RXBar After Kellogg's $600 Million Purchase: 'Nothing Is Changing'

RXBar, the popular protein bar company known for their "no BS" ingredients and outstanding product integrity, was recently bought out by Kellogg Co., purveyors of sugary cereal and Eggo waffles.

For some, this transaction is worrying; many rely on the minimalist ingredients and prioritized nutrition of the popular snacks. Their appealing list of whole food ingredients is listed in large print on the front of the package, citing dates, nuts, and egg whites as the main components of the healthy snack. Many Kellogg products, however, hide their laundry list of additives on the side of their brightly-colored boxes.

The protein bar company insists there is no reason for concern, asserting that their product integrity will remain untarnished. In other words, RXBar won't start adding corn syrup anytime soon.

"We carefully considered who the right partner would be for RXBar's future," said Peter Rahal, CEO and co-founder of RXBar, in a press release. "We have always been committed to delivering the highest quality products that taste great, and being radically candid and transparent with our consumers, and these priorities remain."
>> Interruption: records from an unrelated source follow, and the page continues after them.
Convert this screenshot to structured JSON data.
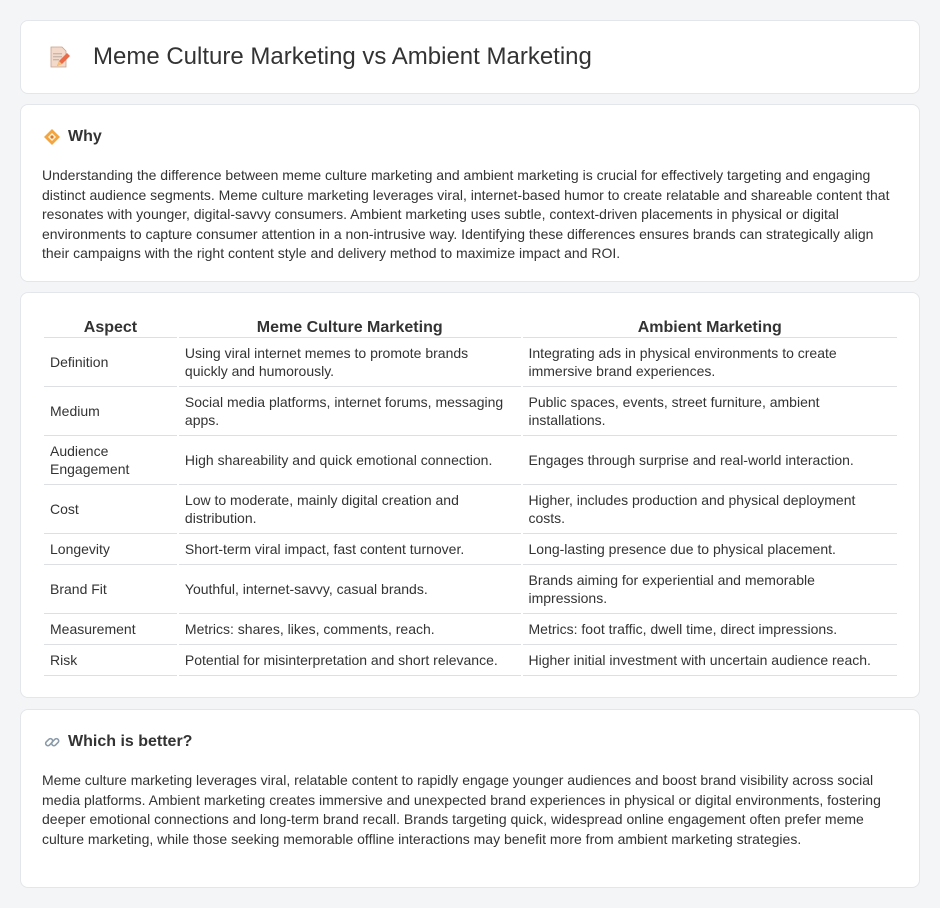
{
  "header": {
    "title": "Meme Culture Marketing vs Ambient Marketing",
    "icon": "document-pencil-icon"
  },
  "why": {
    "heading": "Why",
    "icon": "sparkle-diamond-icon",
    "body": "Understanding the difference between meme culture marketing and ambient marketing is crucial for effectively targeting and engaging distinct audience segments. Meme culture marketing leverages viral, internet-based humor to create relatable and shareable content that resonates with younger, digital-savvy consumers. Ambient marketing uses subtle, context-driven placements in physical or digital environments to capture consumer attention in a non-intrusive way. Identifying these differences ensures brands can strategically align their campaigns with the right content style and delivery method to maximize impact and ROI."
  },
  "comparison": {
    "columns": [
      "Aspect",
      "Meme Culture Marketing",
      "Ambient Marketing"
    ],
    "rows": [
      [
        "Definition",
        "Using viral internet memes to promote brands quickly and humorously.",
        "Integrating ads in physical environments to create immersive brand experiences."
      ],
      [
        "Medium",
        "Social media platforms, internet forums, messaging apps.",
        "Public spaces, events, street furniture, ambient installations."
      ],
      [
        "Audience Engagement",
        "High shareability and quick emotional connection.",
        "Engages through surprise and real-world interaction."
      ],
      [
        "Cost",
        "Low to moderate, mainly digital creation and distribution.",
        "Higher, includes production and physical deployment costs."
      ],
      [
        "Longevity",
        "Short-term viral impact, fast content turnover.",
        "Long-lasting presence due to physical placement."
      ],
      [
        "Brand Fit",
        "Youthful, internet-savvy, casual brands.",
        "Brands aiming for experiential and memorable impressions."
      ],
      [
        "Measurement",
        "Metrics: shares, likes, comments, reach.",
        "Metrics: foot traffic, dwell time, direct impressions."
      ],
      [
        "Risk",
        "Potential for misinterpretation and short relevance.",
        "Higher initial investment with uncertain audience reach."
      ]
    ]
  },
  "better": {
    "heading": "Which is better?",
    "icon": "link-icon",
    "body": "Meme culture marketing leverages viral, relatable content to rapidly engage younger audiences and boost brand visibility across social media platforms. Ambient marketing creates immersive and unexpected brand experiences in physical or digital environments, fostering deeper emotional connections and long-term brand recall. Brands targeting quick, widespread online engagement often prefer meme culture marketing, while those seeking memorable offline interactions may benefit more from ambient marketing strategies."
  },
  "colors": {
    "background": "#f4f5f7",
    "card": "#ffffff",
    "text": "#333333",
    "border": "#dcdfe3"
  }
}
If you view the snack company's website, you'll find an entire page devoted to reassuring customers about the quality of RXBar's products and ingredients.

"Our name isn't changing. Our bars aren't changing. Our company isn't changing. Our people aren't changing," the company vows.

"You like us the way we are," they acknowledge to their fans, "and so does Kellogg."

The deal is expected to close by the end of 2017, nestling the RXBar brand under Kellogg's umbrella. RXBar has been growing rapidly, and is expected to accumulate approximately $120 million in net sales this upcoming year. If these growth trends continue, the deal will be well worth it for the American cereal company.

RXBar is benefitting from the acquisition as well; now that they have access to Kellogg's resources and team, they have big plans for the development of their future product. Hopefully, they'll be able to steer clear of the nutrition problems rife in other parts of Kellogg's product line, which includes some cereals with more sugar than candy.